--- Work to be completed ---
I would like you to return all of the records exactly as they stand.
BEGIN Source material
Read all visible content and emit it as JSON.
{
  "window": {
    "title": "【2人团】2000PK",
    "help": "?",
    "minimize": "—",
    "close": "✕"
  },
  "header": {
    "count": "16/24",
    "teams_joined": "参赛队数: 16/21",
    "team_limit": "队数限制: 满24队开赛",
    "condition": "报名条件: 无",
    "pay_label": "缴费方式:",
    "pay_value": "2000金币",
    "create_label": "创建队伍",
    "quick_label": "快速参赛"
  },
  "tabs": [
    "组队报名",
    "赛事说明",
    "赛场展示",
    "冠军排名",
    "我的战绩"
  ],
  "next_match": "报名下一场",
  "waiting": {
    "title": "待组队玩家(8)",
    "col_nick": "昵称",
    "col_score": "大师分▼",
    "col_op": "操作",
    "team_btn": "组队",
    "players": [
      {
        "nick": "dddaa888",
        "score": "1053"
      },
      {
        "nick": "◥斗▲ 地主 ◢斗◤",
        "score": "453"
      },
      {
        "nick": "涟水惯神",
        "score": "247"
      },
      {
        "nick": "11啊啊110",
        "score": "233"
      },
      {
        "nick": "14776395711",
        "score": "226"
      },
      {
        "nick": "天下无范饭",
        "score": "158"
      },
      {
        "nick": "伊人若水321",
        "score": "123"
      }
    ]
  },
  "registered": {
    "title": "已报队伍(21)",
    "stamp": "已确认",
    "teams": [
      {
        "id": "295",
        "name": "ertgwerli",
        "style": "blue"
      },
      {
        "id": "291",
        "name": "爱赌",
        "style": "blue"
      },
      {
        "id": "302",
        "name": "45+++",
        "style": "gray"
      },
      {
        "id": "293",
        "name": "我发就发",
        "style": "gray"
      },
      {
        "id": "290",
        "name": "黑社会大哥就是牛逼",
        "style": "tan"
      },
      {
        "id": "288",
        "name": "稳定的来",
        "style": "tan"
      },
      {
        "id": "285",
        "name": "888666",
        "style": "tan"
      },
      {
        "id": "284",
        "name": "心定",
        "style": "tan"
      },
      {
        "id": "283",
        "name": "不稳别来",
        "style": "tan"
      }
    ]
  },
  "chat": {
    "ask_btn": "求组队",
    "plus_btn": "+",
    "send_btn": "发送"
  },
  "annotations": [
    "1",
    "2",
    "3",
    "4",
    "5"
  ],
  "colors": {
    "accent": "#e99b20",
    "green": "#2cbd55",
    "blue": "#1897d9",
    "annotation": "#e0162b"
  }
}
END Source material
--- Finished task ---
Read all visible content and emit it as JSON.
{
  "window": {
    "title": "【2人团】2000PK",
    "help": "?",
    "minimize": "—",
    "close": "✕"
  },
  "header": {
    "count": "16/24",
    "teams_joined": "参赛队数: 16/21",
    "team_limit": "队数限制: 满24队开赛",
    "condition": "报名条件: 无",
    "pay_label": "缴费方式:",
    "pay_value": "2000金币",
    "create_label": "创建队伍",
    "quick_label": "快速参赛"
  },
  "tabs": [
    "组队报名",
    "赛事说明",
    "赛场展示",
    "冠军排名",
    "我的战绩"
  ],
  "next_match": "报名下一场",
  "waiting": {
    "title": "待组队玩家(8)",
    "col_nick": "昵称",
    "col_score": "大师分▼",
    "col_op": "操作",
    "team_btn": "组队",
    "players": [
      {
        "nick": "dddaa888",
        "score": "1053"
      },
      {
        "nick": "◥斗▲ 地主 ◢斗◤",
        "score": "453"
      },
      {
        "nick": "涟水惯神",
        "score": "247"
      },
      {
        "nick": "11啊啊110",
        "score": "233"
      },
      {
        "nick": "14776395711",
        "score": "226"
      },
      {
        "nick": "天下无范饭",
        "score": "158"
      },
      {
        "nick": "伊人若水321",
        "score": "123"
      }
    ]
  },
  "registered": {
    "title": "已报队伍(21)",
    "stamp": "已确认",
    "teams": [
      {
        "id": "295",
        "name": "ertgwerli",
        "style": "blue"
      },
      {
        "id": "291",
        "name": "爱赌",
        "style": "blue"
      },
      {
        "id": "302",
        "name": "45+++",
        "style": "gray"
      },
      {
        "id": "293",
        "name": "我发就发",
        "style": "gray"
      },
      {
        "id": "290",
        "name": "黑社会大哥就是牛逼",
        "style": "tan"
      },
      {
        "id": "288",
        "name": "稳定的来",
        "style": "tan"
      },
      {
        "id": "285",
        "name": "888666",
        "style": "tan"
      },
      {
        "id": "284",
        "name": "心定",
        "style": "tan"
      },
      {
        "id": "283",
        "name": "不稳别来",
        "style": "tan"
      }
    ]
  },
  "chat": {
    "ask_btn": "求组队",
    "plus_btn": "+",
    "send_btn": "发送"
  },
  "annotations": [
    "1",
    "2",
    "3",
    "4",
    "5"
  ],
  "colors": {
    "accent": "#e99b20",
    "green": "#2cbd55",
    "blue": "#1897d9",
    "annotation": "#e0162b"
  }
}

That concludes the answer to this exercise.